> _TASK DETAILS_
The entries below are to be printed again word for word.

> _Website and app data records_
------
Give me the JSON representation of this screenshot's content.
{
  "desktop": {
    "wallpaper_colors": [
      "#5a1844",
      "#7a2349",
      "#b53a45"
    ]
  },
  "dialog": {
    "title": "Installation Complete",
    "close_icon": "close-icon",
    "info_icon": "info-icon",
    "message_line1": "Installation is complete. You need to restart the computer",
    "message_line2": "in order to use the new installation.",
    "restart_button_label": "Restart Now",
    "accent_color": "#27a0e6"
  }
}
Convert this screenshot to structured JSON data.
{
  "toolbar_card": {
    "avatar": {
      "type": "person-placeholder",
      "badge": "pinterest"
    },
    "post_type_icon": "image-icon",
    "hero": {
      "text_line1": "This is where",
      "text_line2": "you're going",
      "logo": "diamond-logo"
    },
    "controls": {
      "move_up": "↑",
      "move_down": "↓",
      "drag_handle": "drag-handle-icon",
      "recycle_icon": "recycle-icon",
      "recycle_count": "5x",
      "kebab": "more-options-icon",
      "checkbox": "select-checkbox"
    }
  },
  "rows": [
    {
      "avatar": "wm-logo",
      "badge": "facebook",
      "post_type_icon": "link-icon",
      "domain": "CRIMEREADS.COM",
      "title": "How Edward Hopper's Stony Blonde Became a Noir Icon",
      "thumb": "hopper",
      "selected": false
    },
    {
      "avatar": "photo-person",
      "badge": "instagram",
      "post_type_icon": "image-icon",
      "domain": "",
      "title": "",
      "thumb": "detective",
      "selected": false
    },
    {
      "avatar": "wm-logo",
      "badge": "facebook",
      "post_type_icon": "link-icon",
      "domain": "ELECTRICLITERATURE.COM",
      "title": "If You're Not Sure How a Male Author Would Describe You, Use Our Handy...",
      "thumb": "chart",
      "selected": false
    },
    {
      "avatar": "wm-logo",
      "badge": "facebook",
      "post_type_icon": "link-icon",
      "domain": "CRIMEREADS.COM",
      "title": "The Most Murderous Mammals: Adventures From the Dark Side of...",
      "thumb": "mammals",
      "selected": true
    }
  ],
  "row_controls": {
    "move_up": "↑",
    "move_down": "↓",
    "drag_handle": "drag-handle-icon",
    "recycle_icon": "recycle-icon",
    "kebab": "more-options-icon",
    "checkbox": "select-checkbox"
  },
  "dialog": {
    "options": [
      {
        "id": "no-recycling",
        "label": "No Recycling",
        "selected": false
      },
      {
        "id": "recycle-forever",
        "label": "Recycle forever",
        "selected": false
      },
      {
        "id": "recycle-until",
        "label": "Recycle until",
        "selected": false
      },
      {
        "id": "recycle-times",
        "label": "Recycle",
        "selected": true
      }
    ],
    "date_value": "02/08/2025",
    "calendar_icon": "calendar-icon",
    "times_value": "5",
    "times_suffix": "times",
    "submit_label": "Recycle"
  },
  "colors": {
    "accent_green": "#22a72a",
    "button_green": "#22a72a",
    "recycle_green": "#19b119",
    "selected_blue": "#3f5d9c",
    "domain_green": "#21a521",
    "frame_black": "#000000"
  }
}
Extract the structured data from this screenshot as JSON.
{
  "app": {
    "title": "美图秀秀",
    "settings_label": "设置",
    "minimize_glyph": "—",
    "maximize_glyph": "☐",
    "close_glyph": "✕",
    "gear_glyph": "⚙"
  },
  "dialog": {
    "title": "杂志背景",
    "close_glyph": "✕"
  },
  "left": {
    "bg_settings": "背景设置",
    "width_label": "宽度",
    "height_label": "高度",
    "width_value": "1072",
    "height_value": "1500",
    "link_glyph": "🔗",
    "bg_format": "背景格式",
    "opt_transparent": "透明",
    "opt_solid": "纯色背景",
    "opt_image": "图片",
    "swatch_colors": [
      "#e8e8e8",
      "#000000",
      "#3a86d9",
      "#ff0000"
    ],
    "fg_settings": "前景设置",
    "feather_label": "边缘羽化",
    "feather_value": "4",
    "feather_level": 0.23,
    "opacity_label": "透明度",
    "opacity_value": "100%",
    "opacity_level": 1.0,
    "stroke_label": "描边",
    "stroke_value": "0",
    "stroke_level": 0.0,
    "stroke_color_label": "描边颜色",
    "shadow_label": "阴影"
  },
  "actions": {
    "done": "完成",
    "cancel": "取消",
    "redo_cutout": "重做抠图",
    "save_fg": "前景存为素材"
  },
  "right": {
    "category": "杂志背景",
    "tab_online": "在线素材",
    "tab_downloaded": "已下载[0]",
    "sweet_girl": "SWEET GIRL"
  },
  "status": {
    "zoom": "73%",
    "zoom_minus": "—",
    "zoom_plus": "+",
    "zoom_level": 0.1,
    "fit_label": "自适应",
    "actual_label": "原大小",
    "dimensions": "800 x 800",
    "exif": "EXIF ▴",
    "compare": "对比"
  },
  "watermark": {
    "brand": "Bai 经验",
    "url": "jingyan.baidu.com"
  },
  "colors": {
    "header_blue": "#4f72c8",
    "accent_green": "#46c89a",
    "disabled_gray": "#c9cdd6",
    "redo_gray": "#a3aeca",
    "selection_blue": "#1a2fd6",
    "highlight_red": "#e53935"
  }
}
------
> _TASK OUTPUT_
Give me the JSON representation of this screenshot's content.
{
  "desktop": {
    "wallpaper_colors": [
      "#5a1844",
      "#7a2349",
      "#b53a45"
    ]
  },
  "dialog": {
    "title": "Installation Complete",
    "close_icon": "close-icon",
    "info_icon": "info-icon",
    "message_line1": "Installation is complete. You need to restart the computer",
    "message_line2": "in order to use the new installation.",
    "restart_button_label": "Restart Now",
    "accent_color": "#27a0e6"
  }
}
Convert this screenshot to structured JSON data.
{
  "toolbar_card": {
    "avatar": {
      "type": "person-placeholder",
      "badge": "pinterest"
    },
    "post_type_icon": "image-icon",
    "hero": {
      "text_line1": "This is where",
      "text_line2": "you're going",
      "logo": "diamond-logo"
    },
    "controls": {
      "move_up": "↑",
      "move_down": "↓",
      "drag_handle": "drag-handle-icon",
      "recycle_icon": "recycle-icon",
      "recycle_count": "5x",
      "kebab": "more-options-icon",
      "checkbox": "select-checkbox"
    }
  },
  "rows": [
    {
      "avatar": "wm-logo",
      "badge": "facebook",
      "post_type_icon": "link-icon",
      "domain": "CRIMEREADS.COM",
      "title": "How Edward Hopper's Stony Blonde Became a Noir Icon",
      "thumb": "hopper",
      "selected": false
    },
    {
      "avatar": "photo-person",
      "badge": "instagram",
      "post_type_icon": "image-icon",
      "domain": "",
      "title": "",
      "thumb": "detective",
      "selected": false
    },
    {
      "avatar": "wm-logo",
      "badge": "facebook",
      "post_type_icon": "link-icon",
      "domain": "ELECTRICLITERATURE.COM",
      "title": "If You're Not Sure How a Male Author Would Describe You, Use Our Handy...",
      "thumb": "chart",
      "selected": false
    },
    {
      "avatar": "wm-logo",
      "badge": "facebook",
      "post_type_icon": "link-icon",
      "domain": "CRIMEREADS.COM",
      "title": "The Most Murderous Mammals: Adventures From the Dark Side of...",
      "thumb": "mammals",
      "selected": true
    }
  ],
  "row_controls": {
    "move_up": "↑",
    "move_down": "↓",
    "drag_handle": "drag-handle-icon",
    "recycle_icon": "recycle-icon",
    "kebab": "more-options-icon",
    "checkbox": "select-checkbox"
  },
  "dialog": {
    "options": [
      {
        "id": "no-recycling",
        "label": "No Recycling",
        "selected": false
      },
      {
        "id": "recycle-forever",
        "label": "Recycle forever",
        "selected": false
      },
      {
        "id": "recycle-until",
        "label": "Recycle until",
        "selected": false
      },
      {
        "id": "recycle-times",
        "label": "Recycle",
        "selected": true
      }
    ],
    "date_value": "02/08/2025",
    "calendar_icon": "calendar-icon",
    "times_value": "5",
    "times_suffix": "times",
    "submit_label": "Recycle"
  },
  "colors": {
    "accent_green": "#22a72a",
    "button_green": "#22a72a",
    "recycle_green": "#19b119",
    "selected_blue": "#3f5d9c",
    "domain_green": "#21a521",
    "frame_black": "#000000"
  }
}
Extract the structured data from this screenshot as JSON.
{
  "app": {
    "title": "美图秀秀",
    "settings_label": "设置",
    "minimize_glyph": "—",
    "maximize_glyph": "☐",
    "close_glyph": "✕",
    "gear_glyph": "⚙"
  },
  "dialog": {
    "title": "杂志背景",
    "close_glyph": "✕"
  },
  "left": {
    "bg_settings": "背景设置",
    "width_label": "宽度",
    "height_label": "高度",
    "width_value": "1072",
    "height_value": "1500",
    "link_glyph": "🔗",
    "bg_format": "背景格式",
    "opt_transparent": "透明",
    "opt_solid": "纯色背景",
    "opt_image": "图片",
    "swatch_colors": [
      "#e8e8e8",
      "#000000",
      "#3a86d9",
      "#ff0000"
    ],
    "fg_settings": "前景设置",
    "feather_label": "边缘羽化",
    "feather_value": "4",
    "feather_level": 0.23,
    "opacity_label": "透明度",
    "opacity_value": "100%",
    "opacity_level": 1.0,
    "stroke_label": "描边",
    "stroke_value": "0",
    "stroke_level": 0.0,
    "stroke_color_label": "描边颜色",
    "shadow_label": "阴影"
  },
  "actions": {
    "done": "完成",
    "cancel": "取消",
    "redo_cutout": "重做抠图",
    "save_fg": "前景存为素材"
  },
  "right": {
    "category": "杂志背景",
    "tab_online": "在线素材",
    "tab_downloaded": "已下载[0]",
    "sweet_girl": "SWEET GIRL"
  },
  "status": {
    "zoom": "73%",
    "zoom_minus": "—",
    "zoom_plus": "+",
    "zoom_level": 0.1,
    "fit_label": "自适应",
    "actual_label": "原大小",
    "dimensions": "800 x 800",
    "exif": "EXIF ▴",
    "compare": "对比"
  },
  "watermark": {
    "brand": "Bai 经验",
    "url": "jingyan.baidu.com"
  },
  "colors": {
    "header_blue": "#4f72c8",
    "accent_green": "#46c89a",
    "disabled_gray": "#c9cdd6",
    "redo_gray": "#a3aeca",
    "selection_blue": "#1a2fd6",
    "highlight_red": "#e53935"
  }
}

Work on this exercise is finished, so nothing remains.